Originally Posted by oink
AFAIK, in all the years of this forum, we have never had someone who ACTUALLY did a transfer come and explain on this site what was done with the transfer or what the original elements looked like when compared to the BD.
From Don May Jr who did the transfer of Texas Chainsaw Massacre
For more details about this great transfer all from the same post see http://www.avsforum.com/avs-vb/showt...2#post14724572
"This version looks almost identical to what the original HD masters I made looked like"
"In regards to the A/B roll Interneg questions. I decided to create new materials, just to remain true to the 16mm origins of the film. We certainly had access to the 35mm materials, but i made a conscious decision NOT to use them because they were all 16mm to 35mm blow-up materials. I bit the bullet, got the A/B roll and created a 16mm IN element with all new timings based on my discussions and meetings with director Tobe Hooper (the original timing sheets were all gone)."
"We didn't just run the A/B roll through the telecine because I was worried that they were too brittle and the splices were weak."
"The A/B roll was in pretty bad shape and was pretty poorly stored over the years. Making the new single-strand IN was my way of helping preserve the film in the best way possible."
And before that post, there was this discussion... http://www.avsforum.com/avs-vb/showt...6#post14707576
"The reason a new IN was made was because the original A/B rolls were so badly damaged. They had to create a new element to work from, so the A/B rolls were cleaned as best as possible then step-printed to create a new IN. Don May can describe the problems with the TEXAS CHAINSAW elements since he was the one actually handling them, but I remember him telling me that the original A/B rolls were not properly stored and a lot of the glue splices had become affected by moisture over time, and the glue had seeped onto other parts of the negative. It took them a long time and a lot of effort to physically clean the A/B rolls as well as they possibly could then print a new IN from the A/B rolls, and even that IN had a lot of printed-in damage and visible glue marks that had to be erased frame-by-frame digitally.
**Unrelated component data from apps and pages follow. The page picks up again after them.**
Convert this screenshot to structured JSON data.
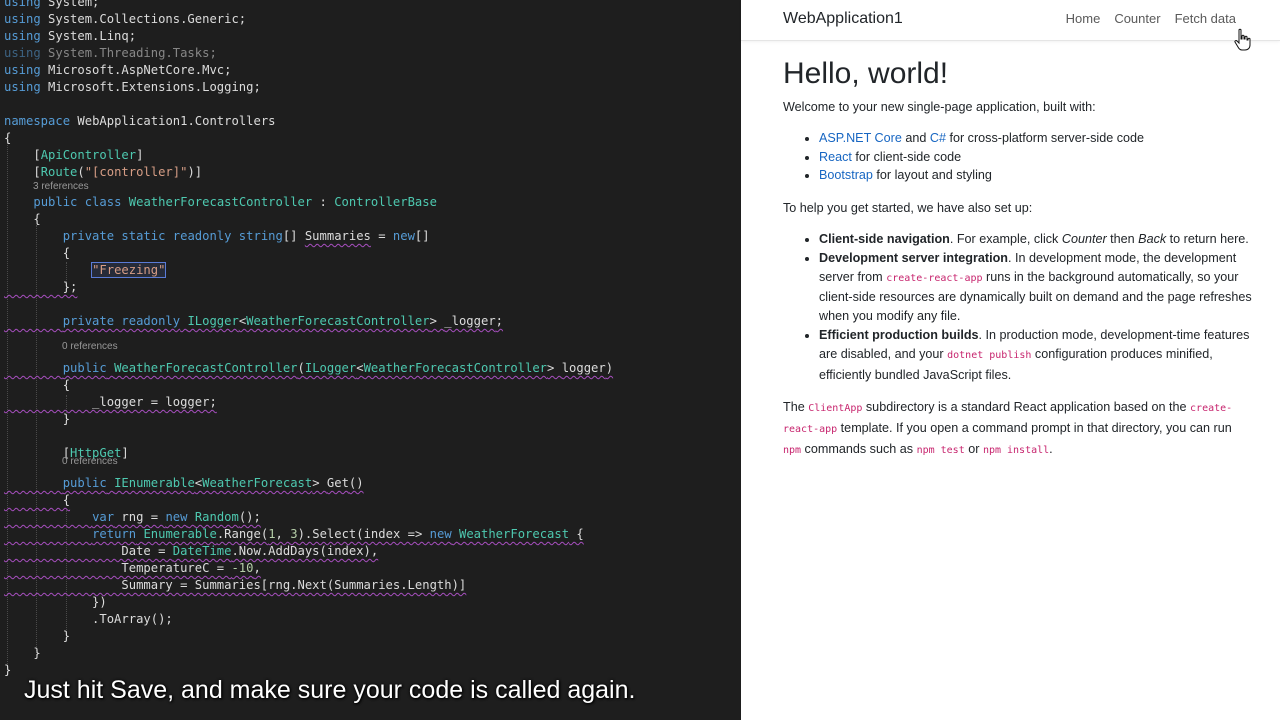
{
  "editor": {
    "using_lines": [
      "using System;",
      "using System.Collections.Generic;",
      "using System.Linq;",
      "using System.Threading.Tasks;",
      "using Microsoft.AspNetCore.Mvc;",
      "using Microsoft.Extensions.Logging;"
    ],
    "namespace_keyword": "namespace",
    "namespace_name": "WebApplication1.Controllers",
    "attr_api_controller": "ApiController",
    "attr_route": "Route",
    "route_value": "\"[controller]\"",
    "refs_3": "3 references",
    "refs_0a": "0 references",
    "refs_0b": "0 references",
    "class_name": "WeatherForecastController",
    "base_class": "ControllerBase",
    "summaries_name": "Summaries",
    "freezing_value": "Freezing",
    "logger_type": "ILogger",
    "logger_field": "_logger",
    "logger_param": "logger",
    "http_get": "HttpGet",
    "forecast_type": "WeatherForecast",
    "get_method": "Get",
    "temperature_value": "-10"
  },
  "caption": "Just hit Save, and make sure your code is called again.",
  "app": {
    "brand": "WebApplication1",
    "nav": [
      "Home",
      "Counter",
      "Fetch data"
    ],
    "heading": "Hello, world!",
    "intro": "Welcome to your new single-page application, built with:",
    "stack": [
      {
        "links": [
          "ASP.NET Core",
          "C#"
        ],
        "joiner": " and ",
        "text": " for cross-platform server-side code"
      },
      {
        "links": [
          "React"
        ],
        "text": " for client-side code"
      },
      {
        "links": [
          "Bootstrap"
        ],
        "text": " for layout and styling"
      }
    ],
    "setup_intro": "To help you get started, we have also set up:",
    "features": {
      "nav_title": "Client-side navigation",
      "nav_text_1": ". For example, click ",
      "nav_counter": "Counter",
      "nav_text_2": " then ",
      "nav_back": "Back",
      "nav_text_3": " to return here.",
      "dev_title": "Development server integration",
      "dev_text_1": ". In development mode, the development server from ",
      "dev_code": "create-react-app",
      "dev_text_2": " runs in the background automatically, so your client-side resources are dynamically built on demand and the page refreshes when you modify any file.",
      "prod_title": "Efficient production builds",
      "prod_text_1": ". In production mode, development-time features are disabled, and your ",
      "prod_code": "dotnet publish",
      "prod_text_2": " configuration produces minified, efficiently bundled JavaScript files."
    },
    "footer": {
      "t1": "The ",
      "c1": "ClientApp",
      "t2": " subdirectory is a standard React application based on the ",
      "c2": "create-react-app",
      "t3": " template. If you open a command prompt in that directory, you can run ",
      "c3": "npm",
      "t4": " commands such as ",
      "c4": "npm test",
      "t5": " or ",
      "c5": "npm install",
      "t6": "."
    }
  }
}
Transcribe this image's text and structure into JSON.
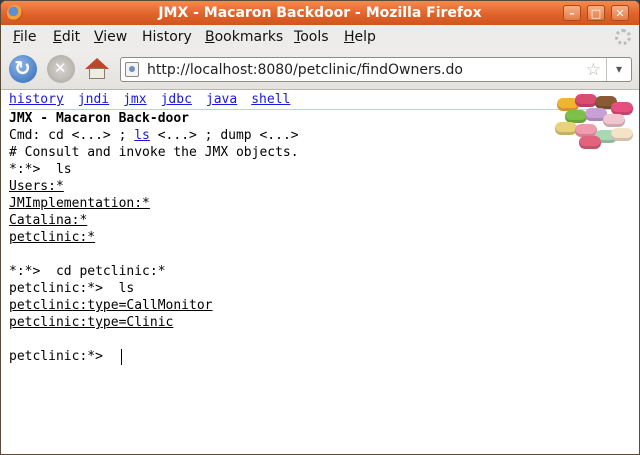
{
  "window": {
    "title": "JMX - Macaron Backdoor - Mozilla Firefox"
  },
  "menu": [
    {
      "label": "File",
      "u": "F",
      "rest": "ile"
    },
    {
      "label": "Edit",
      "u": "E",
      "rest": "dit"
    },
    {
      "label": "View",
      "u": "V",
      "rest": "iew"
    },
    {
      "label": "History",
      "u": "",
      "rest": "History"
    },
    {
      "label": "Bookmarks",
      "u": "B",
      "rest": "ookmarks"
    },
    {
      "label": "Tools",
      "u": "T",
      "rest": "ools"
    },
    {
      "label": "Help",
      "u": "H",
      "rest": "elp"
    }
  ],
  "address": {
    "url": "http://localhost:8080/petclinic/findOwners.do"
  },
  "nav_links": [
    "history",
    "jndi",
    "jmx",
    "jdbc",
    "java",
    "shell"
  ],
  "header": {
    "title": "JMX - Macaron Back-door",
    "cmd_prefix": "Cmd: cd <...> ; ",
    "cmd_link": "ls",
    "cmd_suffix": " <...> ; dump <...>",
    "comment": "# Consult and invoke the JMX objects."
  },
  "console": {
    "prompt1": "*:*>  ls",
    "entries1": [
      "Users:*",
      "JMImplementation:*",
      "Catalina:*",
      "petclinic:*"
    ],
    "prompt2": "*:*>  cd petclinic:*",
    "prompt3": "petclinic:*>  ls",
    "entries2": [
      "petclinic:type=CallMonitor",
      "petclinic:type=Clinic"
    ],
    "prompt4": "petclinic:*>"
  },
  "colors": {
    "titlebar": "#e0632a",
    "link": "#1a1ad6"
  }
}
What's cool about this link is my quoted statement above his comment where I do a really good job of explaining the term "Reversal film" (the type of film used to make that movie.)